I'm trying to show that for an ordinary manifold $X$ and a supermanifold $S$, supermanifold morphisms $\varphi:S\to TX$ are one-to-one to the pairs $(f,F) $ where $f:C^\infty(X)\to C^\infty(S)$ is a super $\mathbb{R}$-algebra homomorphism and $F:C^\infty(X)\to C^\infty(S)$ is an even derivation with respect to $f$, i.e. $F$ is a parity-preserving $\mathbb{R}$-linear map and $F(ab)=F(a)f(b)+f(a)F(b)$ for any $a,b\in C^\infty(X)$.

Intuitively, $f$ is the pullback of smooth maps from the base manifold $X$ to $S$ and $F$ is a global section to the pullback vector bundle $f^*TX$ on $S$. Hence if we let $p:TX\to X$ be the usual projection, then $f= \varphi^*\circ p^* $. The remaining data of $\varphi$ should give $F$, but I cannot see how.

If $S$ is also an ordinary manifold, then $F$ can be defined point-wisely. We can express $\varphi$ point-wisely by $\varphi(p)=(f(p),V_{f(p)})$ for each $p\in S$, where $f(p)\in X$ and $V_{f(p)}\in T_{f(p)}X$. For any $a\in C^\infty(X)$, $F(a)\in C^\infty(S)$ is then the function that sends $p\in S$ to $V_{f(p)}a\in \mathbb{R}$.

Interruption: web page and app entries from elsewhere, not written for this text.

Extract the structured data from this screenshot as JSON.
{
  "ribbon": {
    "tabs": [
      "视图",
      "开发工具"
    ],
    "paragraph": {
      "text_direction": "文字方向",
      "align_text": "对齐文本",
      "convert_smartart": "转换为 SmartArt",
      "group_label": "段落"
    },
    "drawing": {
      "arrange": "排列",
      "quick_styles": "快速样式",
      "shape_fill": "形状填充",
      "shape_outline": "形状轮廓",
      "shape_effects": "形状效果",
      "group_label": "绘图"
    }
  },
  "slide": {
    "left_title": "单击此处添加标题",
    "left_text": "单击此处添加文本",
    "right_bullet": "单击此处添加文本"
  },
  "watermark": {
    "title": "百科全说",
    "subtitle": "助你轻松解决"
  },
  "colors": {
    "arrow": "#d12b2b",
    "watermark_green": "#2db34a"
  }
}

However, if $S$ is a supermanifold, then the point-wise definition no longer works. I tried to formulate the point-wise definition in a non-point-wise way but failed.

I guess that $F$ should be a composition $C^\infty(X)\xrightarrow{D}C^\infty(TX)\xrightarrow{\varphi^*}C^\infty(S)$ for some natural derivation $D:C^\infty(X)\to C^\infty(TX)$ with respect to $p^*$, but I cannot see any derivation that arises "naturally".

Thanks in advance for any help.